§ Work item
In the copy, leave out the pictures and repeat all records exactly.

§ Supplied records
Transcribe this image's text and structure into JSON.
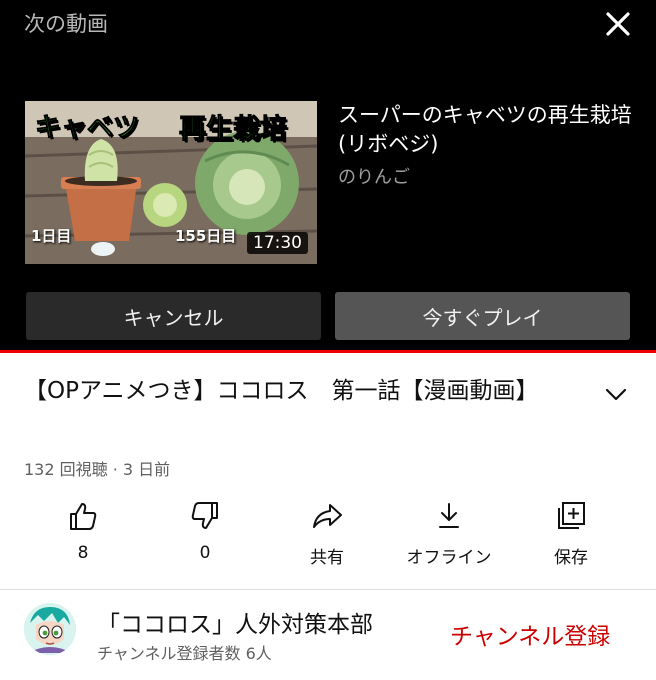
{
  "up_next": {
    "header": "次の動画",
    "video_title": "スーパーのキャベツの再生栽培(リボベジ)",
    "channel": "のりんご",
    "duration": "17:30",
    "thumbnail_text": {
      "headline_left": "キャベツ",
      "headline_right": "再生栽培",
      "day_left": "1日目",
      "day_right": "155日目"
    },
    "cancel_label": "キャンセル",
    "play_now_label": "今すぐプレイ"
  },
  "video": {
    "title": "【OPアニメつき】ココロス　第一話【漫画動画】",
    "meta": "132 回視聴 · 3 日前"
  },
  "actions": {
    "like_count": "8",
    "dislike_count": "0",
    "share_label": "共有",
    "offline_label": "オフライン",
    "save_label": "保存"
  },
  "channel": {
    "name": "「ココロス」人外対策本部",
    "subscribers": "チャンネル登録者数 6人",
    "subscribe_label": "チャンネル登録"
  },
  "colors": {
    "accent_red": "#cc0000",
    "progress_red": "#ee0000",
    "panel_bg": "#000000"
  }
}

§ Written solution
Transcribe this image's text and structure into JSON.
{
  "up_next": {
    "header": "次の動画",
    "video_title": "スーパーのキャベツの再生栽培(リボベジ)",
    "channel": "のりんご",
    "duration": "17:30",
    "thumbnail_text": {
      "headline_left": "キャベツ",
      "headline_right": "再生栽培",
      "day_left": "1日目",
      "day_right": "155日目"
    },
    "cancel_label": "キャンセル",
    "play_now_label": "今すぐプレイ"
  },
  "video": {
    "title": "【OPアニメつき】ココロス　第一話【漫画動画】",
    "meta": "132 回視聴 · 3 日前"
  },
  "actions": {
    "like_count": "8",
    "dislike_count": "0",
    "share_label": "共有",
    "offline_label": "オフライン",
    "save_label": "保存"
  },
  "channel": {
    "name": "「ココロス」人外対策本部",
    "subscribers": "チャンネル登録者数 6人",
    "subscribe_label": "チャンネル登録"
  },
  "colors": {
    "accent_red": "#cc0000",
    "progress_red": "#ee0000",
    "panel_bg": "#000000"
  }
}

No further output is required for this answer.